Copy every line from the records below that carries the word "System".

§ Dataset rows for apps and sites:
▬▬▬▬▬▬▬▬▬▬
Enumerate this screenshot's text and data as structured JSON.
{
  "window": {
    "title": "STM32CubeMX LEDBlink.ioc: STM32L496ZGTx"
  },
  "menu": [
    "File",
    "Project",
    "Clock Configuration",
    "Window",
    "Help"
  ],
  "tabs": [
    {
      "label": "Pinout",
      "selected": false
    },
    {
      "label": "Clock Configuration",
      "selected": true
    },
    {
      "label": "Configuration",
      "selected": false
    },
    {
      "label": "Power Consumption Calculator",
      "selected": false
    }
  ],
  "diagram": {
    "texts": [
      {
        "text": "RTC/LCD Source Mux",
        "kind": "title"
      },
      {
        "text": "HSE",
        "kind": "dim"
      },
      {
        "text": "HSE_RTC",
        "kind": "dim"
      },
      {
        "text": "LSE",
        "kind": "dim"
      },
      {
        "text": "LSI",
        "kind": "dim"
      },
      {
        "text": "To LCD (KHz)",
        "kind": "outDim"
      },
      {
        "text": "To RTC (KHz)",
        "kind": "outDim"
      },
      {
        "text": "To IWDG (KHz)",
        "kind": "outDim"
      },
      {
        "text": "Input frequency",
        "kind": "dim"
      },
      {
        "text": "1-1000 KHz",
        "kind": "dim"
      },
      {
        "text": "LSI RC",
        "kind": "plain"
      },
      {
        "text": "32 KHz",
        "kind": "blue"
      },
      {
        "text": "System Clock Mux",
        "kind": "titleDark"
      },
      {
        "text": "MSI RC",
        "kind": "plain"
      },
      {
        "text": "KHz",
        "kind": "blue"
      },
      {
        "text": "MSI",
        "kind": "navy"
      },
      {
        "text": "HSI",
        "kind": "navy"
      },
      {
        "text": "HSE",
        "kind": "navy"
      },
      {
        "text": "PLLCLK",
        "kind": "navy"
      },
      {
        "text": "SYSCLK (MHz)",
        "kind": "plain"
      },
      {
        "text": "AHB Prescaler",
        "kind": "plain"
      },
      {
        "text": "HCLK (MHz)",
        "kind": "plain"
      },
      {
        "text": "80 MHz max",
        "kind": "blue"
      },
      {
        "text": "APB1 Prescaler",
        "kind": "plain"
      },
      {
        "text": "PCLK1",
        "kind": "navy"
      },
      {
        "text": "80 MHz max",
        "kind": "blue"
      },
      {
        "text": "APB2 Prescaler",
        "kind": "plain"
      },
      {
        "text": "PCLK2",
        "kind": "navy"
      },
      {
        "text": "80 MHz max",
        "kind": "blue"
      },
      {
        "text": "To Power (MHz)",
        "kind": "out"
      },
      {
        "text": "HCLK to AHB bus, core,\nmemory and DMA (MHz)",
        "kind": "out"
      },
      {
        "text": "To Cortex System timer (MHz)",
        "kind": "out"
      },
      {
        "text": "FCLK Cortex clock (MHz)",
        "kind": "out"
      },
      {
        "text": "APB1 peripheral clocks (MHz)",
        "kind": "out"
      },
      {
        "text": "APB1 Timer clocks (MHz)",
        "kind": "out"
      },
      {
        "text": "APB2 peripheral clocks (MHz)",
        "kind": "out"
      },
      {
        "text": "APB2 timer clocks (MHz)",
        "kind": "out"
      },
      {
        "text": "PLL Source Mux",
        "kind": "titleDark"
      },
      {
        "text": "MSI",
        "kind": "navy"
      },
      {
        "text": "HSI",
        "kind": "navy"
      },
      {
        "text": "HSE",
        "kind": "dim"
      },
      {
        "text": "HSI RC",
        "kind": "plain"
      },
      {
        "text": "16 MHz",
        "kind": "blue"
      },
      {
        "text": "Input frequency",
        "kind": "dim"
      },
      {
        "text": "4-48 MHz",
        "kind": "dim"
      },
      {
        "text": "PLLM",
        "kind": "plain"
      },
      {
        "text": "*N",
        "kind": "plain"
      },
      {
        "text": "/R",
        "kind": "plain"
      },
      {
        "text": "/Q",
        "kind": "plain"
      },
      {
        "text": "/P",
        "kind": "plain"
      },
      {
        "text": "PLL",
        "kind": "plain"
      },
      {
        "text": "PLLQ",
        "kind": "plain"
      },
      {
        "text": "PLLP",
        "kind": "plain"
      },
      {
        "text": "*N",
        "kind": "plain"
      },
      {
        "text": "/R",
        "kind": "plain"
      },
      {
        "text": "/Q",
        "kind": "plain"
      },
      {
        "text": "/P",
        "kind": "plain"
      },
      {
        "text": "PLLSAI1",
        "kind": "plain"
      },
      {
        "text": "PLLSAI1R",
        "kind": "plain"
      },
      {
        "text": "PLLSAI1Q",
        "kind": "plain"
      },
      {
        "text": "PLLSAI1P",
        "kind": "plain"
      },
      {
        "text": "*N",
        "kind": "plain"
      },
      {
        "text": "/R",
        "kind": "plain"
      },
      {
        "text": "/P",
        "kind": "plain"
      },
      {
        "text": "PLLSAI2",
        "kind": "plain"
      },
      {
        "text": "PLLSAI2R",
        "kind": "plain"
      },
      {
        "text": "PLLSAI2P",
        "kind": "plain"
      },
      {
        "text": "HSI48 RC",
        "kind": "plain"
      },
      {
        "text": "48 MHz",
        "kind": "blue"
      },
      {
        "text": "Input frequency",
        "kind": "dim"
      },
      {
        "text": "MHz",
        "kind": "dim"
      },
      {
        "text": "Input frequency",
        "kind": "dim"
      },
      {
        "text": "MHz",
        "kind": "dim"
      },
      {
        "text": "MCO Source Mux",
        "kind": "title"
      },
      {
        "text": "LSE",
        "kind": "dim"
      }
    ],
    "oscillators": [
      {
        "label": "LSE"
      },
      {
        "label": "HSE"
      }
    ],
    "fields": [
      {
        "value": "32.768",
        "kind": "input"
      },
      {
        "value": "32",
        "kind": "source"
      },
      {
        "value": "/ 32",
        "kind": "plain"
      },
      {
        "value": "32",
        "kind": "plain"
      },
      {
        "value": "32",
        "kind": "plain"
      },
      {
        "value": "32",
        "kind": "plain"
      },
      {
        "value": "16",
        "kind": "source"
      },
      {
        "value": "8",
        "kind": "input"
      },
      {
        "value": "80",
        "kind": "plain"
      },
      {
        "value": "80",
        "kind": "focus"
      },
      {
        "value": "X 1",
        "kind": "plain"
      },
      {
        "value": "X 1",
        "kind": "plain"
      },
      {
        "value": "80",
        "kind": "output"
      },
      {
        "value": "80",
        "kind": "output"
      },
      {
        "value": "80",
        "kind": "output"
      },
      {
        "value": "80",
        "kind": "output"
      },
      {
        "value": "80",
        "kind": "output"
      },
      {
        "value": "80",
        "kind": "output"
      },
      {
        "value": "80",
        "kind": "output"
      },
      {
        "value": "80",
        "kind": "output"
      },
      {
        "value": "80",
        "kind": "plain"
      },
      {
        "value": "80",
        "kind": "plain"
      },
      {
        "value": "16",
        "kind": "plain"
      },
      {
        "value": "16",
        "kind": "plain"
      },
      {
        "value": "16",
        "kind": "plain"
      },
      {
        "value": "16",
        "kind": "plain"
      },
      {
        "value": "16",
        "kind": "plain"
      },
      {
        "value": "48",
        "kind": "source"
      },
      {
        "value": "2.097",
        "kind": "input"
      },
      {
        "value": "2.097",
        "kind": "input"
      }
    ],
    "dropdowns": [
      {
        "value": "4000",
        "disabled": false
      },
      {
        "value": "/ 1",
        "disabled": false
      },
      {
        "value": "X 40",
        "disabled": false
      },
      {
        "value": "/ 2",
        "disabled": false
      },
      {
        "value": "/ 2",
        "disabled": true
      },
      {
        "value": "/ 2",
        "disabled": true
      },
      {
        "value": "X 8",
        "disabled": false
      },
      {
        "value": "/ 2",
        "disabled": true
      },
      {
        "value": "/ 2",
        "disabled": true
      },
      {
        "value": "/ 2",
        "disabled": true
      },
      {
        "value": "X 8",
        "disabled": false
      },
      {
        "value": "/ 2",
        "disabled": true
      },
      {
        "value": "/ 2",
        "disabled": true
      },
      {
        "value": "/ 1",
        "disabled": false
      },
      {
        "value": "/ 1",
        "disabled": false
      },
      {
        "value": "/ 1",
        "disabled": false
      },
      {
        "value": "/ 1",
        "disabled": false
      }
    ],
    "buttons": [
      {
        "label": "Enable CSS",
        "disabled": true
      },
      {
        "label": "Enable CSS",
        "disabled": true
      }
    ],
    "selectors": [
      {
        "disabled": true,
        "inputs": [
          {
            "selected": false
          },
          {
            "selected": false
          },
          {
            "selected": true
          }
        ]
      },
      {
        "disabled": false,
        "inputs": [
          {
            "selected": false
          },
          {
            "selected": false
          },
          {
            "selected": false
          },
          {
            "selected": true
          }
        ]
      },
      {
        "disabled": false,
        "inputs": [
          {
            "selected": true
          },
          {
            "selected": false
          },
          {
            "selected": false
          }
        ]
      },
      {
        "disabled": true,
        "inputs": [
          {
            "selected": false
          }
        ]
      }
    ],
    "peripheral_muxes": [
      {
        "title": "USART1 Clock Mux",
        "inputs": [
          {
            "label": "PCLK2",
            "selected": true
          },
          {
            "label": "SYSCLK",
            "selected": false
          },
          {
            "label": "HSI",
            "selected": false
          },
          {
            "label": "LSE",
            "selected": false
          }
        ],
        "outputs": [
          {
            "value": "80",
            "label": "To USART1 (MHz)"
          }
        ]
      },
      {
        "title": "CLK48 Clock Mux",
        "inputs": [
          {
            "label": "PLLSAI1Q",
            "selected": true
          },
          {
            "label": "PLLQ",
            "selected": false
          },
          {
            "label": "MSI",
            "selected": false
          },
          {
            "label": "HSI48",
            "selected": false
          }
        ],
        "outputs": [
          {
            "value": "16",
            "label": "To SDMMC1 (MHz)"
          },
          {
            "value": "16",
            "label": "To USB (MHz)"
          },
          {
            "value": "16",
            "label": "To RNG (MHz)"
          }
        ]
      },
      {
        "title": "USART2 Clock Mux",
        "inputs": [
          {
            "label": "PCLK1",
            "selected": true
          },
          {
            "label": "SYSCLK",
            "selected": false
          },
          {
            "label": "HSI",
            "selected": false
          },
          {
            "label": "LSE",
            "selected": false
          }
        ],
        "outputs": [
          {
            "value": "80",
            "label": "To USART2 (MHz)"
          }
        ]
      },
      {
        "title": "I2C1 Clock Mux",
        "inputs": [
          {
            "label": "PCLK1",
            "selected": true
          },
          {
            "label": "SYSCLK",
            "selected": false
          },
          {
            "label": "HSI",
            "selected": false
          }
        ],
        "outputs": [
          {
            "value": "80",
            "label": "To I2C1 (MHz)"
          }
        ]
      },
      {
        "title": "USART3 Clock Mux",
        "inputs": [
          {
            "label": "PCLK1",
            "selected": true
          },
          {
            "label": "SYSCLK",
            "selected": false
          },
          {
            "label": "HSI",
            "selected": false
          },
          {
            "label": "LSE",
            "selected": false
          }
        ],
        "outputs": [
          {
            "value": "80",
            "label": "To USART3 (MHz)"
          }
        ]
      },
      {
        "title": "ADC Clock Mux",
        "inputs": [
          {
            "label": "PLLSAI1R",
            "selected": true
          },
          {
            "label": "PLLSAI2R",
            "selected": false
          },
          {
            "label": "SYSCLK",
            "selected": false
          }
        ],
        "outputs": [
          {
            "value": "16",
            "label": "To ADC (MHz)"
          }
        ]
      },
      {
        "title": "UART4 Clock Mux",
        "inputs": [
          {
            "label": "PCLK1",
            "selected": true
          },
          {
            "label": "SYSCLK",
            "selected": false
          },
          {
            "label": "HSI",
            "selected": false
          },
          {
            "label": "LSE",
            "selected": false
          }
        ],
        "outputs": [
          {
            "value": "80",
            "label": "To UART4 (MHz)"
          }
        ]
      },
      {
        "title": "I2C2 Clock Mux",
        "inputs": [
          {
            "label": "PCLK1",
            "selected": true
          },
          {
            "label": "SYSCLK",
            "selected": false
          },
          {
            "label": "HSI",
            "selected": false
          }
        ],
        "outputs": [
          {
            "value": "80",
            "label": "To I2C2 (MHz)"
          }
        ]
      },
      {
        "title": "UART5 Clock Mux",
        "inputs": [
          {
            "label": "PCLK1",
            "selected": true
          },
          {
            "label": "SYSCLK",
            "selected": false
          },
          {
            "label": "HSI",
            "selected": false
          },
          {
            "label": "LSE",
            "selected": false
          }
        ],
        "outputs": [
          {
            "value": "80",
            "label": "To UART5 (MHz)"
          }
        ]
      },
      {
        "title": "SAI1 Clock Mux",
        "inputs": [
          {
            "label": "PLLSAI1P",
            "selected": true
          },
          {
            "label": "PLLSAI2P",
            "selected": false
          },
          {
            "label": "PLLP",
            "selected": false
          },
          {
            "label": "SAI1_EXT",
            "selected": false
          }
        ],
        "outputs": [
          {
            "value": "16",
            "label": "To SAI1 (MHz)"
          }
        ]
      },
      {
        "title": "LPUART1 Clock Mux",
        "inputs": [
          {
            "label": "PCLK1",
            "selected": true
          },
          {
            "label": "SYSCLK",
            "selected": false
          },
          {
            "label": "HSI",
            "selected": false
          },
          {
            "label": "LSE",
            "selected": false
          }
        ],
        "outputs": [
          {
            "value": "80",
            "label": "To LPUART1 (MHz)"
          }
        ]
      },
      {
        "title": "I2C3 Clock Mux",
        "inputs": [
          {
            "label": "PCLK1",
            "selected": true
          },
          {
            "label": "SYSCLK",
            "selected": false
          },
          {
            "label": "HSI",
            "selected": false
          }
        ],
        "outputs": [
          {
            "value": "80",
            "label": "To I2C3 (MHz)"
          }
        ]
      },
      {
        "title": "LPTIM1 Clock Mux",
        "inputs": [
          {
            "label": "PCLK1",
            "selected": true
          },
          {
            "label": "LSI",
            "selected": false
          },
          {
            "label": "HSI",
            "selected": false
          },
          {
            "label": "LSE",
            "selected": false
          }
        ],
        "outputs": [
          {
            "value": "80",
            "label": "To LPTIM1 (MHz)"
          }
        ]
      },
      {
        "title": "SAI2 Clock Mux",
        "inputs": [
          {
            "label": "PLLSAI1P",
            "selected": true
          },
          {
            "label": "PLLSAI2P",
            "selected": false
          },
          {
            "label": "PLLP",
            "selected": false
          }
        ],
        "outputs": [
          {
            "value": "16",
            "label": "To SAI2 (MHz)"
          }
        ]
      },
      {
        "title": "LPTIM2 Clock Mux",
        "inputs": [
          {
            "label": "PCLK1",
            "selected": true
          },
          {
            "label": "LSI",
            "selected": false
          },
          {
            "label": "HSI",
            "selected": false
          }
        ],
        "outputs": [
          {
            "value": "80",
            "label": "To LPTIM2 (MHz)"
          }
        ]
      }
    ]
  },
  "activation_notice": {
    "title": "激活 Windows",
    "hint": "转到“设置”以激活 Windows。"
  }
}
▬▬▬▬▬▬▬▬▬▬
§ Exercise output:
        "text": "System Clock Mux",
        "text": "To Cortex System timer (MHz)",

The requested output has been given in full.